One afternoon, when I came across a roadside pullout where a set of local 20-somethings were parked and taking in the view, a sense of territorialism peaked.
There is also a certain amount of academic (and press) territorialism around Basquiat that creates barriers where there should be collaboration.
Thus, in aiming to avoid "methodological territorialism," which formulates research questions and concepts in terms of spatial territories, "this book breaks away from the traditional notions of bounded ethnic groups and the tug of the urban centres to show interwoven social interactions that are constitutive of identity-making processes and ever-changing linguistic practices" (p.
Territorialism is the behavior of defending a feeding area and factors related to the density of the fish in an area can also influence the territoriality in a population (Holbrook & Schmitt, 2002).
The surf culture remains defined by territorialism and hazing rituals, and Johnny's initiation is only permitted once he bests Bodhi in an impromptu game of beach football.
Despite the alleged vagueness of globalization theory, we can build on the heroic attempts mentioned in the previous section to move beyond what is termed "methodological territorialism," (30) which is arguably embedded in the very definition of "international" relations, by further discussing the relevance of global governance and of regional governance as useful tools in theorizing about international relations across different issue areas, ranging from economic crises to environmental challenges.
1,14) These legal and political barriers were often driven by physicians' territorialism, needs for status and culture.
Tier initial reaction was to be frustrated by territorialism.
One aspect of this is territorialism which is displayed when people seek to be part of a group, fear groups who are different, and defend one's own group, thus, enabling the protection of territories (Clifford, 2009).
This is referred to as territorialism, 8 a system characterized by a multiplicity of proceedings and resulting inefficiencies.

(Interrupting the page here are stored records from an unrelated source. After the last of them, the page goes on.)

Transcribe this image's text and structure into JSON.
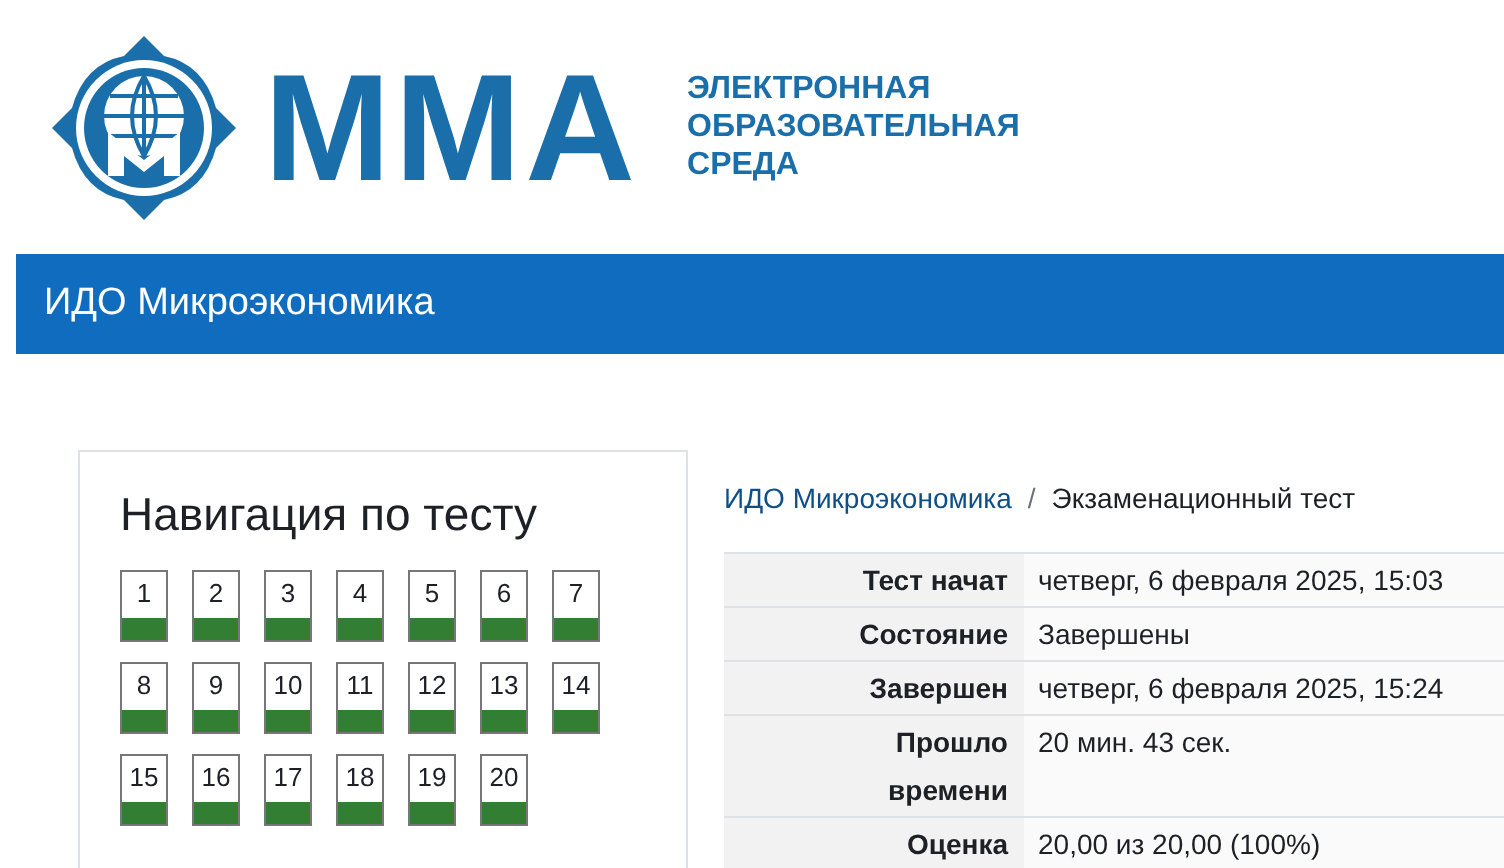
{
  "logo": {
    "wordmark": "ММА",
    "subtitle": [
      "ЭЛЕКТРОННАЯ",
      "ОБРАЗОВАТЕЛЬНАЯ",
      "СРЕДА"
    ]
  },
  "header": {
    "title": "ИДО Микроэкономика"
  },
  "navigation": {
    "title": "Навигация по тесту",
    "questions": [
      {
        "label": "1",
        "correct": true
      },
      {
        "label": "2",
        "correct": true
      },
      {
        "label": "3",
        "correct": true
      },
      {
        "label": "4",
        "correct": true
      },
      {
        "label": "5",
        "correct": true
      },
      {
        "label": "6",
        "correct": true
      },
      {
        "label": "7",
        "correct": true
      },
      {
        "label": "8",
        "correct": true
      },
      {
        "label": "9",
        "correct": true
      },
      {
        "label": "10",
        "correct": true
      },
      {
        "label": "11",
        "correct": true
      },
      {
        "label": "12",
        "correct": true
      },
      {
        "label": "13",
        "correct": true
      },
      {
        "label": "14",
        "correct": true
      },
      {
        "label": "15",
        "correct": true
      },
      {
        "label": "16",
        "correct": true
      },
      {
        "label": "17",
        "correct": true
      },
      {
        "label": "18",
        "correct": true
      },
      {
        "label": "19",
        "correct": true
      },
      {
        "label": "20",
        "correct": true
      }
    ]
  },
  "breadcrumb": {
    "items": [
      "ИДО Микроэкономика",
      "Экзаменационный тест"
    ],
    "separator": "/"
  },
  "summary": [
    {
      "label": "Тест начат",
      "value": "четверг, 6 февраля 2025, 15:03"
    },
    {
      "label": "Состояние",
      "value": "Завершены"
    },
    {
      "label": "Завершен",
      "value": "четверг, 6 февраля 2025, 15:24"
    },
    {
      "label": "Прошло времени",
      "value": "20 мин. 43 сек."
    },
    {
      "label": "Оценка",
      "value": "20,00 из 20,00 (100%)"
    }
  ]
}
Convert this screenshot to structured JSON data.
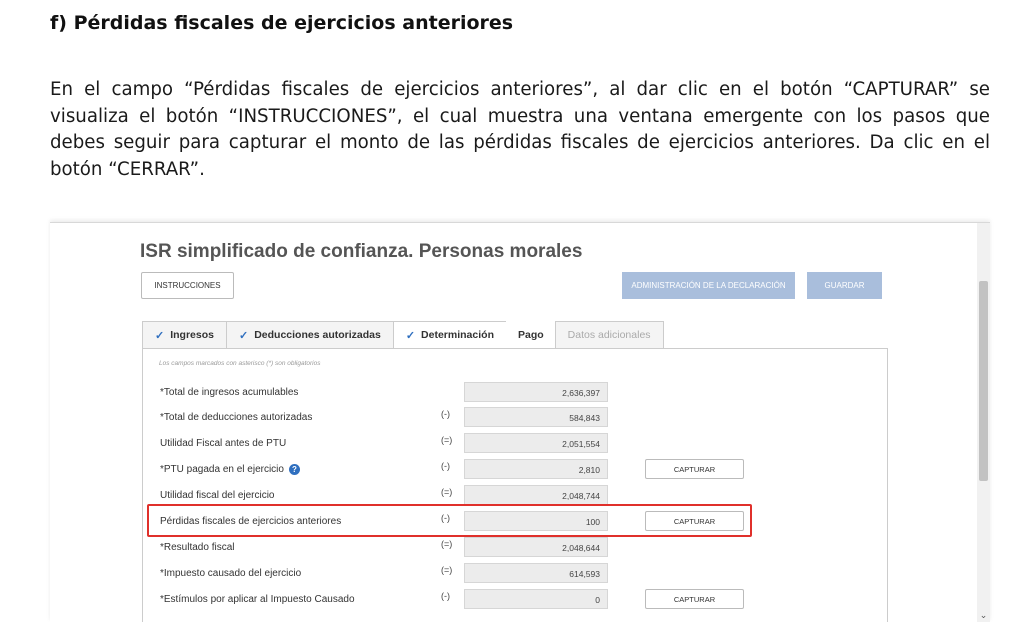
{
  "document": {
    "heading": "f) Pérdidas fiscales de ejercicios anteriores",
    "paragraph": "En el campo “Pérdidas fiscales de ejercicios anteriores”, al dar clic en el botón “CAPTURAR” se visualiza el botón “INSTRUCCIONES”, el cual muestra una ventana emergente con los pasos que debes seguir para capturar el monto de las pérdidas fiscales de ejercicios anteriores. Da clic en el botón “CERRAR”."
  },
  "form": {
    "title": "ISR simplificado de confianza. Personas morales",
    "instructions_button": "INSTRUCCIONES",
    "admin_button": "ADMINISTRACIÓN DE LA DECLARACIÓN",
    "save_button": "GUARDAR",
    "tabs": [
      {
        "label": "Ingresos",
        "checked": true,
        "state": "normal"
      },
      {
        "label": "Deducciones autorizadas",
        "checked": true,
        "state": "normal"
      },
      {
        "label": "Determinación",
        "checked": true,
        "state": "active"
      },
      {
        "label": "Pago",
        "checked": false,
        "state": "plain"
      },
      {
        "label": "Datos adicionales",
        "checked": false,
        "state": "dim"
      }
    ],
    "required_note": "Los campos marcados con asterisco (*) son obligatorios",
    "rows": [
      {
        "label": "*Total de ingresos acumulables",
        "op": "",
        "value": "2,636,397",
        "button": "",
        "help": false
      },
      {
        "label": "*Total de deducciones autorizadas",
        "op": "(-)",
        "value": "584,843",
        "button": "",
        "help": false
      },
      {
        "label": "Utilidad Fiscal antes de PTU",
        "op": "(=)",
        "value": "2,051,554",
        "button": "",
        "help": false
      },
      {
        "label": "*PTU pagada en el ejercicio",
        "op": "(-)",
        "value": "2,810",
        "button": "CAPTURAR",
        "help": true
      },
      {
        "label": "Utilidad fiscal del ejercicio",
        "op": "(=)",
        "value": "2,048,744",
        "button": "",
        "help": false
      },
      {
        "label": "Pérdidas fiscales de ejercicios anteriores",
        "op": "(-)",
        "value": "100",
        "button": "CAPTURAR",
        "help": false
      },
      {
        "label": "*Resultado fiscal",
        "op": "(=)",
        "value": "2,048,644",
        "button": "",
        "help": false
      },
      {
        "label": "*Impuesto causado del ejercicio",
        "op": "(=)",
        "value": "614,593",
        "button": "",
        "help": false
      },
      {
        "label": "*Estímulos por aplicar al Impuesto Causado",
        "op": "(-)",
        "value": "0",
        "button": "CAPTURAR",
        "help": false
      }
    ],
    "colors": {
      "highlight": "#e0302b",
      "accent": "#2f6fbf",
      "disabled_button": "#a9bedc"
    }
  }
}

The point to be made is that, while roles in the library are clearly differentiated based on academic credentials, the functionality of these roles can entail considerable overlap, and this intersection fosters territorialism and mitigates opportunities for collaboration.